GOP Tennessee Governor Blasts Critics Of Muslim Adviser

Tennessee Gov. Bill Haslam (R)

Tennessee’s Republican Governor, Bill Haslam, has had it with attacks on an economic adviser, Samar Ali, a Muslim-American lawyer, who has been attacked by Republicans in the state and anti-Islam groups. Speaking at a Republican event, the governor was asked, according to the AP, whether “he was incorporating elements of Islamic law into state government” in having Ali as part of his staff. Haslam, incredulous, responded with a soaring defense of the accomplished Ali:

“Samar is somebody who quite frankly I think — and I know there are some people in this room who disagree with me — that I think has been incredibly unfairly maligned. We believe in people having the freedom in our country to exercise their religion as long as it doesn’t violate the Constitution, and that’s a big ‘as long as’.”

Indeed, for the past six months, local groups have launched vicious attacks against Ali, including the GOP in Stewart County, TN, which wrote an outrageous resolution in July on Ali saying she was “an expert in Sharia Compliant Finance which is one of the many ways Islamic terrorism is funded.” Two other counties joined in the condemnation. Even local candidates, like Woody Degan, who was then running for a Republican state senate seat, said Ali’s main function in the governor’s office was to bring in “Sharia money” and to make the office “Sharia compliant.” Degan added, “we’re going to let them bring it into Tennessee and let those proceeds go back to kill our boys.” The Center for Security Policy, an organization run by anti-Islam activist Frank Gaffney, pushed the preposterous charges, saying that the hiring meant that “financial jihadists will soon be targeting the Volunteer state for infiltration and influence operations.”

Ali’s impeccable credentials include Vanderbilt Law School, a clerkship at the Sixth District Court of Appeals, and a White House Fellowship. The anger stems from the fact that Ali interned for three months at an Islamic bank in Abu Dhabi. In addition, Ali helped her former law firm with Sharia compliant financing and was also a founding member of the firm’s branch in Abu Dhabi.

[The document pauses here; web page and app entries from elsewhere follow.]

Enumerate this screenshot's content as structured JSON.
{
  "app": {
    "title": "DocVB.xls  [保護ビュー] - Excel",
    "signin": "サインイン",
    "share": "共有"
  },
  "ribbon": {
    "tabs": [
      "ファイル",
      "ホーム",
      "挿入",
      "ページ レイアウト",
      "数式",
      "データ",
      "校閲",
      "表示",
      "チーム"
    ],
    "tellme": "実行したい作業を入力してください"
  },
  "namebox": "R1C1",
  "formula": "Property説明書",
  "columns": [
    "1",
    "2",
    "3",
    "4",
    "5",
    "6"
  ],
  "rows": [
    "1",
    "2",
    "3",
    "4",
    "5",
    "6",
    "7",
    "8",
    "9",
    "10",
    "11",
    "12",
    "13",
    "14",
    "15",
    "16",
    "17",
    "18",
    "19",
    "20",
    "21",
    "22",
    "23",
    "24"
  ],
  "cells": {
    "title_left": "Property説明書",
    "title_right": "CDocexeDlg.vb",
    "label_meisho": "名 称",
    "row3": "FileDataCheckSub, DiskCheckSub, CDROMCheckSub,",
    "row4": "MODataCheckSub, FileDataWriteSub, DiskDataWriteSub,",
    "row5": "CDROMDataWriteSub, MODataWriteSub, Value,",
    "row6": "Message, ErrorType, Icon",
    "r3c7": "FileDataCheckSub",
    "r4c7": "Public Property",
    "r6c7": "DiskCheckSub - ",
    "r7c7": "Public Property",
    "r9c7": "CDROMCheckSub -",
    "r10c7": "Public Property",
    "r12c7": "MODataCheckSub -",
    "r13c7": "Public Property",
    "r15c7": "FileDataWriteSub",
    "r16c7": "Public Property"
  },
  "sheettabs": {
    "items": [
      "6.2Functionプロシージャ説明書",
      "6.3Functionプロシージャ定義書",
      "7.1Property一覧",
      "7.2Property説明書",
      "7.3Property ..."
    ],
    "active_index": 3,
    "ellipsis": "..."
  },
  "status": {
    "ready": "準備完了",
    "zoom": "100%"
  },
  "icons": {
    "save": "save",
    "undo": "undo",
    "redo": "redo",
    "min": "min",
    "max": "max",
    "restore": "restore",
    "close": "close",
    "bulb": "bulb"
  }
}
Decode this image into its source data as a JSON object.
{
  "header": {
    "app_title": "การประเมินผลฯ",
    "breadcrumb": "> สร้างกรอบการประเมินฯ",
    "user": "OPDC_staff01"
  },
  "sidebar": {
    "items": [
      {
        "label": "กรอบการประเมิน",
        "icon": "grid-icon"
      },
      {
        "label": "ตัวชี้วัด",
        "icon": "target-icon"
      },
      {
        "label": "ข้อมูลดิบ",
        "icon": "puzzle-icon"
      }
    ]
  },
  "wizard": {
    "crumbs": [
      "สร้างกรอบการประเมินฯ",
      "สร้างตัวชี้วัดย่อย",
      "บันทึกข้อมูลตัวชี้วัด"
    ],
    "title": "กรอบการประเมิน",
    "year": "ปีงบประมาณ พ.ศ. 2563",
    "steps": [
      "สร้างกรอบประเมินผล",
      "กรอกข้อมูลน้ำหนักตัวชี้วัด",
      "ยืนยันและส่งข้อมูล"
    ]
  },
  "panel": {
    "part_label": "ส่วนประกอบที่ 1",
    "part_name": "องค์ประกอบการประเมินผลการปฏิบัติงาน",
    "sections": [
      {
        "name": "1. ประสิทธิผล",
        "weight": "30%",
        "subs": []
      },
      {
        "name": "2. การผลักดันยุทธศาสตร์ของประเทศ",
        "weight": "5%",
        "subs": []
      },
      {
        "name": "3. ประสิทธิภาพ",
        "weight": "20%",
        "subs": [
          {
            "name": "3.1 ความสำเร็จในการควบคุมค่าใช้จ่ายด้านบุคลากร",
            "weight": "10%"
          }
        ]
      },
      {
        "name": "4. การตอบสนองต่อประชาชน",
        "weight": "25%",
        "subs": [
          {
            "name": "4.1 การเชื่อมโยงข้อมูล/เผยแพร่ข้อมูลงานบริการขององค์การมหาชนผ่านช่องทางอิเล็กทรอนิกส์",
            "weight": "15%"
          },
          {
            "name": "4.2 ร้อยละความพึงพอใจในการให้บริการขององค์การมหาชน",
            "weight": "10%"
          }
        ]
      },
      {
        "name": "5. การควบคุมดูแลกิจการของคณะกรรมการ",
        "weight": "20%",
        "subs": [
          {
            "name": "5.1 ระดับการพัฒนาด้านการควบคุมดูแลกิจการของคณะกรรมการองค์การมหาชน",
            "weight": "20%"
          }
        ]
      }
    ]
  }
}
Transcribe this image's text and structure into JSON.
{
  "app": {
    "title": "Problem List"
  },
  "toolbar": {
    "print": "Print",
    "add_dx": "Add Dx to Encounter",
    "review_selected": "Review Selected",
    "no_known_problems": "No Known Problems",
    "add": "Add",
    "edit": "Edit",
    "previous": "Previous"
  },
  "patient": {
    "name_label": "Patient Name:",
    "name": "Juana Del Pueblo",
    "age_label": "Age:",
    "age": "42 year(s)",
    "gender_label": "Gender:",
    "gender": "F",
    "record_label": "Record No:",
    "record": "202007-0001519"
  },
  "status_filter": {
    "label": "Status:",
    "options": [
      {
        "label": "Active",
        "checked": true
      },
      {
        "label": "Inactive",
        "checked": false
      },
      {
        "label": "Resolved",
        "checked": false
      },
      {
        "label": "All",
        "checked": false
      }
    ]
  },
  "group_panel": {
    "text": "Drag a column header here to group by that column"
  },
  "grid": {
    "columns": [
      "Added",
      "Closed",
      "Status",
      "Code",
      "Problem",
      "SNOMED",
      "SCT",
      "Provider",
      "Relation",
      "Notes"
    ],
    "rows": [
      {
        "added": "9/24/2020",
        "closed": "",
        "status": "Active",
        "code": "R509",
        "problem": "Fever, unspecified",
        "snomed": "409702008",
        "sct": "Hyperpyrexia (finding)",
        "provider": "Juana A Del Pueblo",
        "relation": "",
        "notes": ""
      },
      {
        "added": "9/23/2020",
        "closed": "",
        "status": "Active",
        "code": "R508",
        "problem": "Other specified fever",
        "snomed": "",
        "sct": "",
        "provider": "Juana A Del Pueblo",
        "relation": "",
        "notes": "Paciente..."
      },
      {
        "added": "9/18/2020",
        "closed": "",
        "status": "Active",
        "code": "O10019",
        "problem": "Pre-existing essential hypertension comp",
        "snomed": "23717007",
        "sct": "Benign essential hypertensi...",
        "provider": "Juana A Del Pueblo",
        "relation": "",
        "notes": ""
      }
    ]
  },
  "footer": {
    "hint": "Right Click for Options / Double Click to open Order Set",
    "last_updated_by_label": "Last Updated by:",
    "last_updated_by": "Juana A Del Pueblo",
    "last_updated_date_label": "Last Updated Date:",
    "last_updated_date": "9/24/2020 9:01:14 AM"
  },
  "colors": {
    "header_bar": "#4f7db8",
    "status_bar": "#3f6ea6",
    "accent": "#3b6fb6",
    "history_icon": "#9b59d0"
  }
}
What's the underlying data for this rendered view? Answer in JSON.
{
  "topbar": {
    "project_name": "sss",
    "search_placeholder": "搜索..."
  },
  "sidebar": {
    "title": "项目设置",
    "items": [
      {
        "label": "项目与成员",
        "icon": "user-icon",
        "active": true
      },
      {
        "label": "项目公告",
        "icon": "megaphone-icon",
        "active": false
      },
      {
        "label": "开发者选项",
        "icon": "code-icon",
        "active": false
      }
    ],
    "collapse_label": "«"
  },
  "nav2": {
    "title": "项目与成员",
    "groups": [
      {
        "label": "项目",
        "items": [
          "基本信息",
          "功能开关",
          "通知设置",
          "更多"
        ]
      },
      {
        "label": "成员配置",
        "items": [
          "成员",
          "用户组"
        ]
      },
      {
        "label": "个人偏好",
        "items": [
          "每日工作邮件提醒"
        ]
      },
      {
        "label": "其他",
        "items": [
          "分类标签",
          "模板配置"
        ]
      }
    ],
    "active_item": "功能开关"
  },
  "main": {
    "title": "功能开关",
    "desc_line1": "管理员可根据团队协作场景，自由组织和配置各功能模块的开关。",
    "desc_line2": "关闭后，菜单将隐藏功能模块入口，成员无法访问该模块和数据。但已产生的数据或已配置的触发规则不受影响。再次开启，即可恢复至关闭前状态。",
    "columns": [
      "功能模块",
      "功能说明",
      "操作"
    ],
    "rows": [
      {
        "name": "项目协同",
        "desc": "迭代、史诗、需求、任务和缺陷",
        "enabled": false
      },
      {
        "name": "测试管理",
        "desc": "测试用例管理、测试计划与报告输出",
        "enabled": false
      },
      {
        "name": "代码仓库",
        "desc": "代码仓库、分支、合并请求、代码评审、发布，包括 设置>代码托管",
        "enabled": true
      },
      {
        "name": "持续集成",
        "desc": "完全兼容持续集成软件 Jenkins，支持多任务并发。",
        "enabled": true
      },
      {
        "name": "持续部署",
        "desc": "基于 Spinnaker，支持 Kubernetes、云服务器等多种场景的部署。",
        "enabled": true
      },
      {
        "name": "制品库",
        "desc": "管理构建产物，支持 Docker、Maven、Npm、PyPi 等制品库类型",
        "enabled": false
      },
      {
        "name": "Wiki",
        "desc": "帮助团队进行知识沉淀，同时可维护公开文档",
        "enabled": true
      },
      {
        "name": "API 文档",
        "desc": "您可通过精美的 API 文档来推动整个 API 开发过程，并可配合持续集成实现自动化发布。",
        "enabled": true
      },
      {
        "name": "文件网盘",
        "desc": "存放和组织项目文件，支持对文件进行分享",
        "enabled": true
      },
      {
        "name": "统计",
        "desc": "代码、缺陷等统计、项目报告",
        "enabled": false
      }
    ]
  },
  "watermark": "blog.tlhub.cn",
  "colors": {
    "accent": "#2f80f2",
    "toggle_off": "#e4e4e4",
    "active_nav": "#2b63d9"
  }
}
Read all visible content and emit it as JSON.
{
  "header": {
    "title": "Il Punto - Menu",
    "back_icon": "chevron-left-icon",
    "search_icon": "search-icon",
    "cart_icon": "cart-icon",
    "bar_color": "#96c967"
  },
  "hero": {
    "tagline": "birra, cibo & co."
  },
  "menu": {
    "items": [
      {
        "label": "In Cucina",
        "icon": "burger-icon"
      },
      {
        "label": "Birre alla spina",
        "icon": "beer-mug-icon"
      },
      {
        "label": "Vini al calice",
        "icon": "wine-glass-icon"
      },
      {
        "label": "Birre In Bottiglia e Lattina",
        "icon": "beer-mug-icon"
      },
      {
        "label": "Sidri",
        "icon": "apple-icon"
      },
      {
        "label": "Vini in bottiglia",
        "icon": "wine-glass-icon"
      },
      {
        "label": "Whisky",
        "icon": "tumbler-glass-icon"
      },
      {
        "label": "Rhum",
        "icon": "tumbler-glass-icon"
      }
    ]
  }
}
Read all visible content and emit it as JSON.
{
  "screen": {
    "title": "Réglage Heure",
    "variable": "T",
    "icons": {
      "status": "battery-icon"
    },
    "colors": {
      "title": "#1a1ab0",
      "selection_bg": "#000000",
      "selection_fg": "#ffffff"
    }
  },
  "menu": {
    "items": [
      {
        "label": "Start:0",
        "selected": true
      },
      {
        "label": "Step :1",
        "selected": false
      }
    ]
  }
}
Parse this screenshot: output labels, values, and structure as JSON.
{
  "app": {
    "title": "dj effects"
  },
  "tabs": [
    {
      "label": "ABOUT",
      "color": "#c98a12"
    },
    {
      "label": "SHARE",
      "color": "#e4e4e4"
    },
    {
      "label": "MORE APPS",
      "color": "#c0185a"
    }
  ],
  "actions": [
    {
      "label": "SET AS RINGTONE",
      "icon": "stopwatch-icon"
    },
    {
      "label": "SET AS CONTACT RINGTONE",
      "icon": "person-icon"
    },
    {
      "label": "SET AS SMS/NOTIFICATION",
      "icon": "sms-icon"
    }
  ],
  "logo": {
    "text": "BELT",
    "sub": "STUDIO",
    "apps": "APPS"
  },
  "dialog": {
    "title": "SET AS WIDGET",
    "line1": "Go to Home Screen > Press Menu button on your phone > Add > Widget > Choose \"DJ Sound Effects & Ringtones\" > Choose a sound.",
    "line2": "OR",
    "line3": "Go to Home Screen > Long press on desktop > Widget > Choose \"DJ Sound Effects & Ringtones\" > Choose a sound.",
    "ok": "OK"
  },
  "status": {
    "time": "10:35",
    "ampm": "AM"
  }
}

But Sharia compliant finance, as CAP’s Matt Duss noted in 2009, is not known as a fringe, terrorist funding activity instead it is “a very fast-growing industry, growing by about 35 percent to 40 percent per year. And the reason more and more banks are getting into the sharia-compliant finance game is that they’ve discovered — and you should prepare yourselves for the sinister tale I’m about to unfold — that there’s a huge, under-served customer base.” Major western banks like Deutsche Bank and HSBC have taken advantage of the $700 billion industry.

Still, that’s beside the point: the spokesman for the state’s Department of Economic and Community Development, where Ali works, told a local paper that “no part of her job here involves finance or even Shariah finance,” and that she “doesn’t practice law on behalf of the department.”

Politifact Tennessee pushed Degan, the state senate candidate, for evidence of his claims against Ali. He responded, “the evidence is in what she does…. I’m concerned, yes. Do I have evidence? No.”

Other Tennesseans like Republican state senator Mark Norris, who Degan ran against and lost to, have also slammed the criticism, telling a local paper that people like Degan are just trying “to scare people by picking on somebody whose last name is different than theirs.”

This isn’t the first time Islamophobes have criticized a Republican governor’s Muslim appointee: last year, New Jersey Governor Chris Christie defended a Muslim judge he nominated by saying, “it’s just crazy. And I’m tired of dealing with the crazies.” Christie has also said, “I’ll tell you that there is a gaze of intolerance that is going around our country that is disturbing to me.”